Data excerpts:

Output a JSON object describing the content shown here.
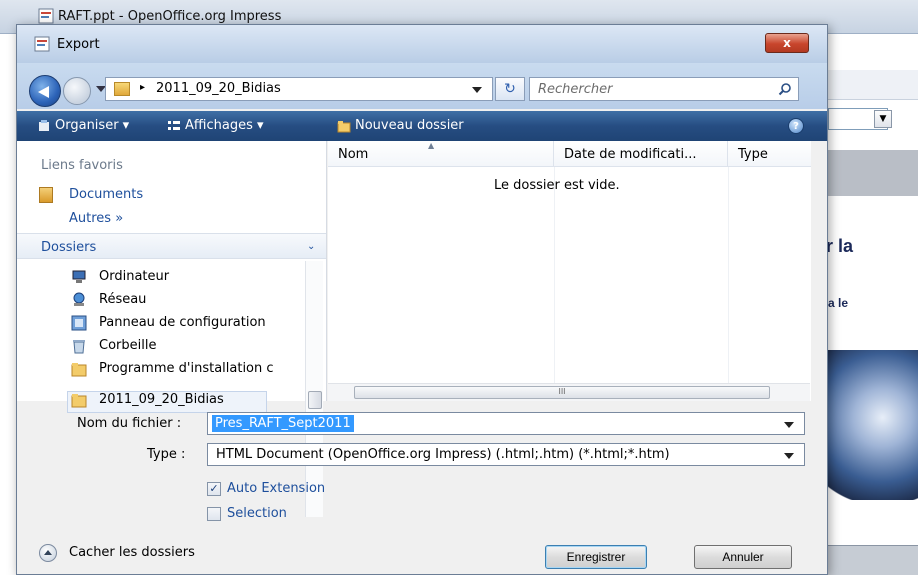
{
  "app": {
    "title": "RAFT.ppt - OpenOffice.org Impress",
    "slide_text_1": "r la",
    "slide_text_2": "a le",
    "toolbar_dropdown_arrow": "▼"
  },
  "dialog": {
    "title": "Export",
    "close_label": "x",
    "address": {
      "path": "2011_09_20_Bidias",
      "separator": "▸",
      "refresh_label": "↻"
    },
    "search": {
      "placeholder": "Rechercher"
    },
    "commands": {
      "organise": "Organiser ▾",
      "views": "Affichages ▾",
      "new_folder": "Nouveau dossier",
      "help": "?"
    },
    "favorites": {
      "header": "Liens favoris",
      "items": [
        "Documents"
      ],
      "more": "Autres  »"
    },
    "folders": {
      "header": "Dossiers",
      "chevron": "⌄",
      "items": [
        "Ordinateur",
        "Réseau",
        "Panneau de configuration",
        "Corbeille",
        "Programme d'installation c",
        "2011_09_20_Bidias"
      ],
      "selected": "2011_09_20_Bidias"
    },
    "list": {
      "columns": [
        "Nom",
        "Date de modificati...",
        "Type"
      ],
      "empty_message": "Le dossier est vide.",
      "scroll_grip": "III"
    },
    "form": {
      "filename_label": "Nom du fichier :",
      "filename_value": "Pres_RAFT_Sept2011",
      "type_label": "Type :",
      "type_value": "HTML Document (OpenOffice.org Impress) (.html;.htm) (*.html;*.htm)",
      "auto_extension_label": "Auto Extension",
      "auto_extension_checked": true,
      "selection_label": "Selection",
      "selection_checked": false,
      "check_mark": "✓"
    },
    "footer": {
      "hide_folders": "Cacher les dossiers",
      "save_button": "Enregistrer",
      "cancel_button": "Annuler"
    }
  },
  "colors": {
    "accent": "#2f5fae",
    "link": "#1e4f9c",
    "selection": "#3399ff",
    "command_bar": "#264d82"
  }
}
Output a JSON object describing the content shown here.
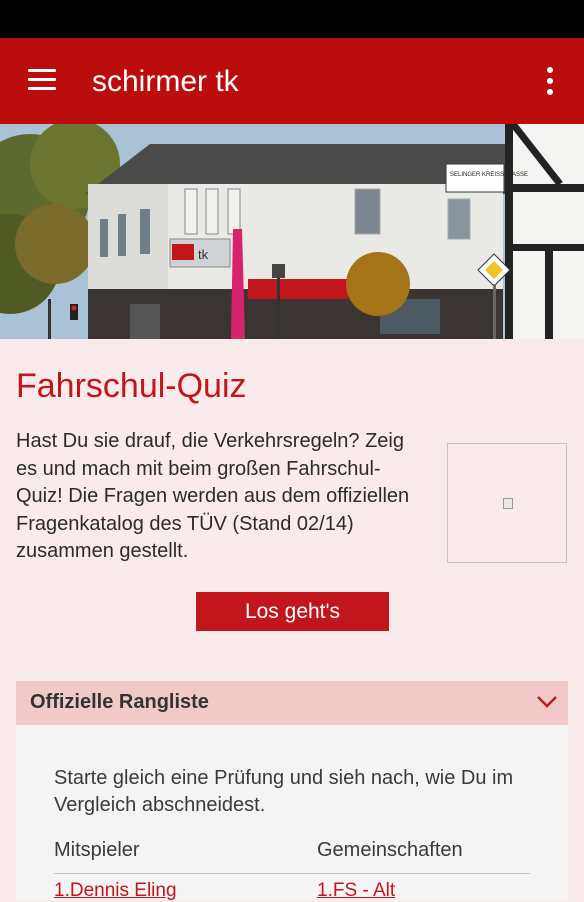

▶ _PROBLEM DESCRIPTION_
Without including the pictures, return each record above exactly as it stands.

▶ _RESPONSE TO THIS EXERCISE_
Output a JSON object describing the content shown here.
{
  "app": {
    "title": "RAFT.ppt - OpenOffice.org Impress",
    "slide_text_1": "r la",
    "slide_text_2": "a le",
    "toolbar_dropdown_arrow": "▼"
  },
  "dialog": {
    "title": "Export",
    "close_label": "x",
    "address": {
      "path": "2011_09_20_Bidias",
      "separator": "▸",
      "refresh_label": "↻"
    },
    "search": {
      "placeholder": "Rechercher"
    },
    "commands": {
      "organise": "Organiser ▾",
      "views": "Affichages ▾",
      "new_folder": "Nouveau dossier",
      "help": "?"
    },
    "favorites": {
      "header": "Liens favoris",
      "items": [
        "Documents"
      ],
      "more": "Autres  »"
    },
    "folders": {
      "header": "Dossiers",
      "chevron": "⌄",
      "items": [
        "Ordinateur",
        "Réseau",
        "Panneau de configuration",
        "Corbeille",
        "Programme d'installation c",
        "2011_09_20_Bidias"
      ],
      "selected": "2011_09_20_Bidias"
    },
    "list": {
      "columns": [
        "Nom",
        "Date de modificati...",
        "Type"
      ],
      "empty_message": "Le dossier est vide.",
      "scroll_grip": "III"
    },
    "form": {
      "filename_label": "Nom du fichier :",
      "filename_value": "Pres_RAFT_Sept2011",
      "type_label": "Type :",
      "type_value": "HTML Document (OpenOffice.org Impress) (.html;.htm) (*.html;*.htm)",
      "auto_extension_label": "Auto Extension",
      "auto_extension_checked": true,
      "selection_label": "Selection",
      "selection_checked": false,
      "check_mark": "✓"
    },
    "footer": {
      "hide_folders": "Cacher les dossiers",
      "save_button": "Enregistrer",
      "cancel_button": "Annuler"
    }
  },
  "colors": {
    "accent": "#2f5fae",
    "link": "#1e4f9c",
    "selection": "#3399ff",
    "command_bar": "#264d82"
  }
}
Output a JSON object describing the content shown here.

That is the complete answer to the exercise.